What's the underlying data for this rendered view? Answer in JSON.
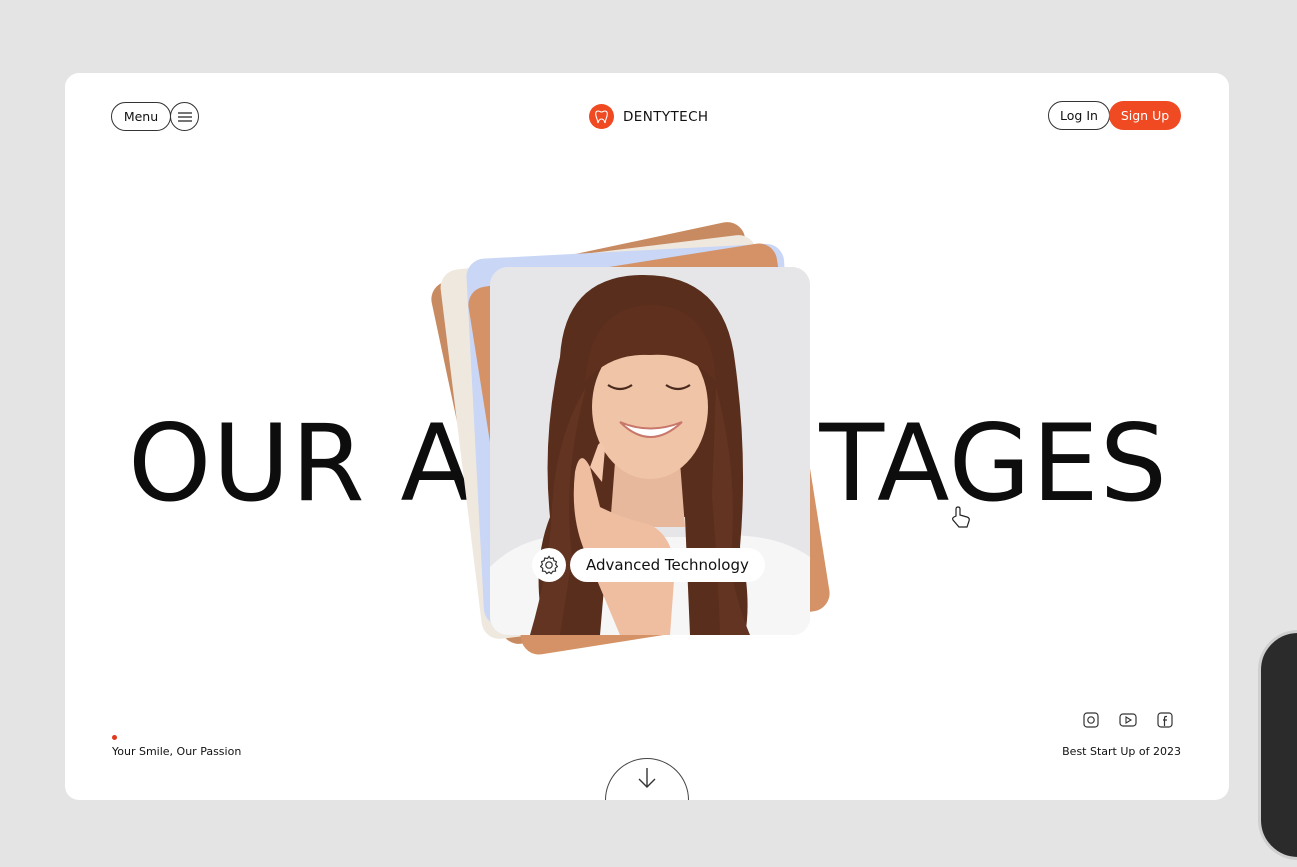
{
  "header": {
    "menu_label": "Menu",
    "menu_icon": "hamburger-icon",
    "brand_name": "DENTYTECH",
    "brand_icon": "tooth-icon",
    "login_label": "Log In",
    "signup_label": "Sign Up"
  },
  "hero": {
    "headline_left": "OUR A",
    "headline_right": "TAGES",
    "card_label": "Advanced Technology",
    "card_icon": "gear-icon"
  },
  "footer": {
    "tagline": "Your Smile, Our Passion",
    "award": "Best Start Up of 2023",
    "socials": [
      "instagram-icon",
      "youtube-icon",
      "facebook-icon"
    ],
    "scroll_icon": "arrow-down-icon"
  },
  "colors": {
    "accent": "#f04a23",
    "background": "#e4e4e4",
    "page": "#ffffff",
    "text": "#0d0d0d"
  }
}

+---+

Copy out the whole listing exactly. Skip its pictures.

SOLUTION TO THE PROBLEM:
What's the underlying data for this rendered view? Answer in JSON.
{
  "header": {
    "menu_label": "Menu",
    "menu_icon": "hamburger-icon",
    "brand_name": "DENTYTECH",
    "brand_icon": "tooth-icon",
    "login_label": "Log In",
    "signup_label": "Sign Up"
  },
  "hero": {
    "headline_left": "OUR A",
    "headline_right": "TAGES",
    "card_label": "Advanced Technology",
    "card_icon": "gear-icon"
  },
  "footer": {
    "tagline": "Your Smile, Our Passion",
    "award": "Best Start Up of 2023",
    "socials": [
      "instagram-icon",
      "youtube-icon",
      "facebook-icon"
    ],
    "scroll_icon": "arrow-down-icon"
  },
  "colors": {
    "accent": "#f04a23",
    "background": "#e4e4e4",
    "page": "#ffffff",
    "text": "#0d0d0d"
  }
}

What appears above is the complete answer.